He stated he has properly placed dozens of Filipino staff and that people complaining about protracted apps can request clarification from his agency.
He also noted that each and every scenario is different and that the method is not totally underneath its regulate as visa programs drop beneath the remit of the Polish authorities.
“We are doing our best to assist people and carry them to Poland,” he said.
Mehmood, who accused some workers of lying, mentioned his agency has been unfairly focused.
“We give contracts and receipts when we acquire the revenue in the firm account,” he claimed, alleging that some of his previous staff members took applicants’ cash.
Mehmood mentioned that companies in Poland have confronted troubles because Filipino personnel typically vanish upon arrival in the nation, instead of having the positions they had agreed to.

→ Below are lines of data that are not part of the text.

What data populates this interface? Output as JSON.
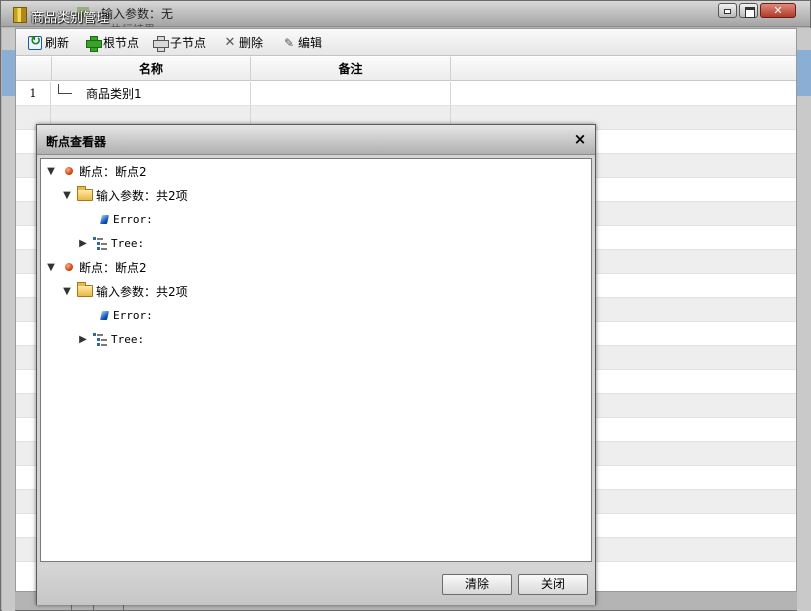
{
  "window": {
    "title": "商品类别管理",
    "ghost_text": "输入参数：无",
    "ghost_text_2": "执行结果"
  },
  "toolbar": {
    "refresh": "刷新",
    "add_root": "根节点",
    "add_child": "子节点",
    "delete": "删除",
    "edit": "编辑"
  },
  "grid": {
    "columns": [
      "名称",
      "备注"
    ],
    "rows": [
      {
        "num": "1",
        "name": "商品类别1",
        "note": ""
      }
    ]
  },
  "dialog": {
    "title": "断点查看器",
    "close_glyph": "×",
    "tree": [
      {
        "label": "断点：断点2",
        "children": [
          {
            "label": "输入参数：共2项",
            "children": [
              "Error:",
              "Tree:"
            ]
          }
        ]
      },
      {
        "label": "断点：断点2",
        "children": [
          {
            "label": "输入参数：共2项",
            "children": [
              "Error:",
              "Tree:"
            ]
          }
        ]
      }
    ],
    "buttons": {
      "clear": "清除",
      "close": "关闭"
    }
  },
  "icons": {
    "breakpoint": "breakpoint-dot-icon",
    "folder": "folder-open-icon",
    "error": "blue-gem-icon",
    "tree": "tree-structure-icon"
  },
  "colors": {
    "breakpoint_dot": "#d04818",
    "toolbar_add": "#3aa12a",
    "alt_row": "#eeeeee"
  }
}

Two of Mehmood’s former workforce, who requested anonymity, denied stealing any dollars. They claimed agents had been instructed to overcharge personnel and obtain charges by using their personalized lender accounts.
Despite the fact that Mehmood confirmed that his agency has labored collectively with other businesses in locations such as Hong Kong, he did not disclose their unique money agreements and said he could not get responsibility for what they charge to their consumers.
Gluski-Schimmer, the spokesman for Poland’s Labour Inspectorate, explained the recruitment of migrant personnel from non-European countries by Polish work organizations collaborating with foreign entities normally will involve “complicated recruitment processes” that can be “impossible to confirm.”
“Such business mechanisms may perhaps provide to circumvent the provisions of the applicable law,” Gluski-Schimmer stated.
They may well also exploit “certain loopholes”, which can direct to “abuses” versus migrant personnel, he explained.
On the other hand, Gluski-Schimmer explained that introducing limits on Polish companies doing the job with entities based mostly overseas is not on the table, as it would not be doable to test “whether they are complied with”.
He said migrant employees really should be “cautious when dealing with companies furnishing labour intermediation services”.
A spokesman for the law enforcement in Poland would not verify or deny if the organizations or agents accused of wrongdoing by employees were being less than investigation.
Meanwhile, in Qatar, Andrea’s thoughts operates in circles. She keeps thinking about how considerably her software money could have served her family back again property.
“It’s a major regret,” she stated.
However, Andrea is keeping on to the hope that her software will eventually be finalised and she will just one day get a position in Poland.
“If there is a chance to live in Europe, I will go and provide my mother there,” she claimed.
This report was supported with funding from Journalismfund.eu. *Names have been changed to guard individuals’ privacy.